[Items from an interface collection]
★ ★ ★ ★ ★ ★ ★
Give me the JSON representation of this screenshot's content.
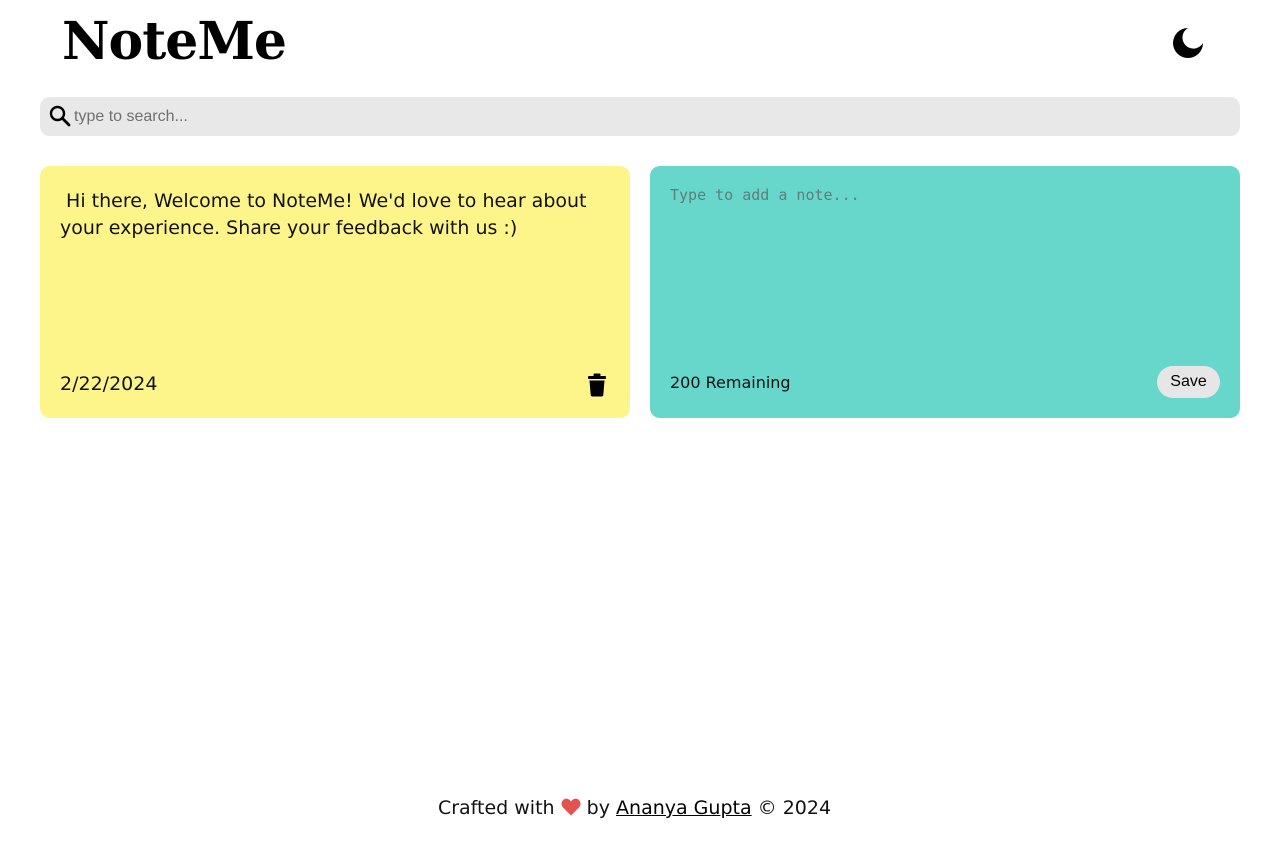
{
  "header": {
    "logo_text": "NoteMe",
    "theme_toggle_icon": "moon-icon"
  },
  "search": {
    "placeholder": "type to search...",
    "value": "",
    "icon": "search-icon"
  },
  "notes": [
    {
      "text": " Hi there, Welcome to NoteMe! We'd love to hear about your experience. Share your feedback with us :)",
      "date": "2/22/2024",
      "background": "#fef58a",
      "delete_icon": "trash-icon"
    }
  ],
  "add_note": {
    "placeholder": "Type to add a note...",
    "value": "",
    "remaining_text": "200 Remaining",
    "save_label": "Save",
    "background": "#67d7cc"
  },
  "footer": {
    "prefix": "Crafted with",
    "heart_icon": "heart-icon",
    "by": "by",
    "author": "Ananya Gupta",
    "copyright": "© 2024",
    "heart_color": "#e2524f"
  }
}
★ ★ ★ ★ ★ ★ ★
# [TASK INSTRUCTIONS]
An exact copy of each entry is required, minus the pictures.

# [WRITTEN RESPONSE]
Give me the JSON representation of this screenshot's content.
{
  "header": {
    "logo_text": "NoteMe",
    "theme_toggle_icon": "moon-icon"
  },
  "search": {
    "placeholder": "type to search...",
    "value": "",
    "icon": "search-icon"
  },
  "notes": [
    {
      "text": " Hi there, Welcome to NoteMe! We'd love to hear about your experience. Share your feedback with us :)",
      "date": "2/22/2024",
      "background": "#fef58a",
      "delete_icon": "trash-icon"
    }
  ],
  "add_note": {
    "placeholder": "Type to add a note...",
    "value": "",
    "remaining_text": "200 Remaining",
    "save_label": "Save",
    "background": "#67d7cc"
  },
  "footer": {
    "prefix": "Crafted with",
    "heart_icon": "heart-icon",
    "by": "by",
    "author": "Ananya Gupta",
    "copyright": "© 2024",
    "heart_color": "#e2524f"
  }
}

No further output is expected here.